It's an area of the market that's becoming increasingly competitive, and Thecus is up against stern competition from the likes of Buffalo's LinkStation 421DE (£85) and Shuttle's Omninas KD20 (£120), to name but a few.

Served in a compact 135mm x 97mm x 207mm body, the N2310 is a neat little box that, as expected, is made primarily from plastic. Build quality isn't up to the standards of premium NAS models, but the N2310 feels sturdy enough and the dual pull-out drive bays work well. They, too, are plastic (save for the metal spring) and support your choice of 2.5 or 3.5in SATA II drive.

We're a little surprised to see Thecus opt to maintain easily accessible drive bays - it's a handy feature for pro users, but it can leave the N2310 vulnerable to unwanted access. In a home NAS, concealed drive bays that are out of reach of kids may be preferable.

Elsewhere, the front of the box is lined with a series of status LEDs - power, status, HDD1, HDD2, LAN and USB - along with a dedicated USB copy button and a power on/off switch. Around back, the single exhaust fan is joined by USB 3.0, USB 2.0, Gigabit Ethernet, a reset button and a connector for the small external power supply. Everything we'd expect to find on an entry-level NAS is present and accounted for, but it's a shame Thecus didn't route one of the USB ports to the front for easier access.

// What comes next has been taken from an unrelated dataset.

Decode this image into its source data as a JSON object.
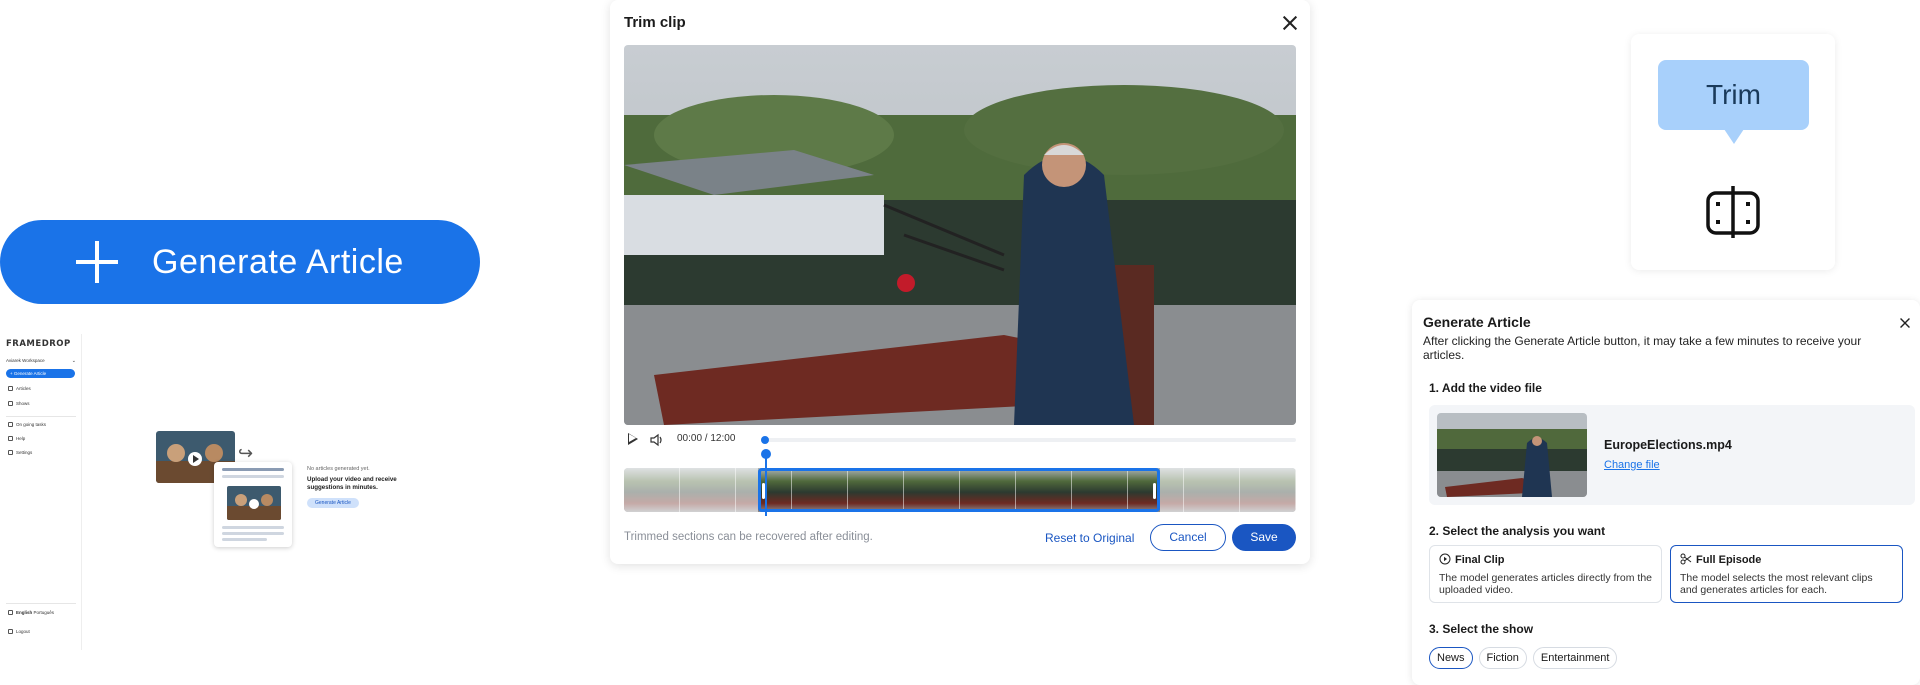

HDMI output hasn't made the cut, as the N2310 isn't geared for direct multimedia playback and is designed principally as a network server that, among other things, can stream high-def content to attached devices. Providing the power to make it happen is single-core Applied Micro Catalina APM86491 processor clocked at 800MHz, along with 512MB of DDR3 memory.

The single-core PowerPC processor doesn't sound particularly spectacular, yet Thecus has managed to eke out a respectable amount of performance from the low-power chip. We'll get on to benchmark numbers shortly, but first let's take a quick look at the software side of things.

As is the case with most modern-day NAS solutions, setup is simple and straightforward. After installing your drives (remember, the £120 N2310 is a drive-less unit), it's merely a case of attaching the server to your network via the provided patch cable, hooking up the power supply, switching it on and pointing any networked web browser to install.thecus.com.

From here, the user is able to download a small Intelligent NAS utility that detects the server and begins setup. Everything worked without a hitch during our own tests, and in under five minutes the N2310 was up and running. Once initial setup is complete, the user is directed to a web-based admin panel that should look and feel familiar to anyone who has used a Thecus product in recent years.

The latest release, ThecusOS 6, has been covered in an earlier review and a live demo is available for your perusal at Thecus.com.

In a nutshell, Thecus' software offers a reasonable feature set but can at times be lacking in refinement. It regularly feels as though too many clicks are required to get to simple settings, and the initial setup doesn't do much beyond creating a RAID array. We'd like to see the setup wizard create user accounts, automatically set date and time, and provide shortcuts for mapping shared folders. Doing so would make the NAS more accessible to less experienced users.

With the focus on SOHO use, the N2310 offers support for RAID 0 and 1, built in iTunes, print and FTP servers, a dedicated BitTorrent client, scheduled on/off, multiple backup facilities, companion apps for iOS and Android, as well as Plex Media Server integration. There's no iSCSI support, however the N2310 covers most bases for an entry-level NAS; the one obvious omission is that it doesn't currently support idle spin-down, meaning hard disks can't automatically enter standby after a period of inactivity.

Thecus has, we feel, fallen behind the likes of Qnap and Synology in terms of software implementation, however while ThecusOS 6 isn't as sleek or user-friendly as some of the competition, it's a utilitarian piece of software that, with a bit of patience, ultimately gets the job done.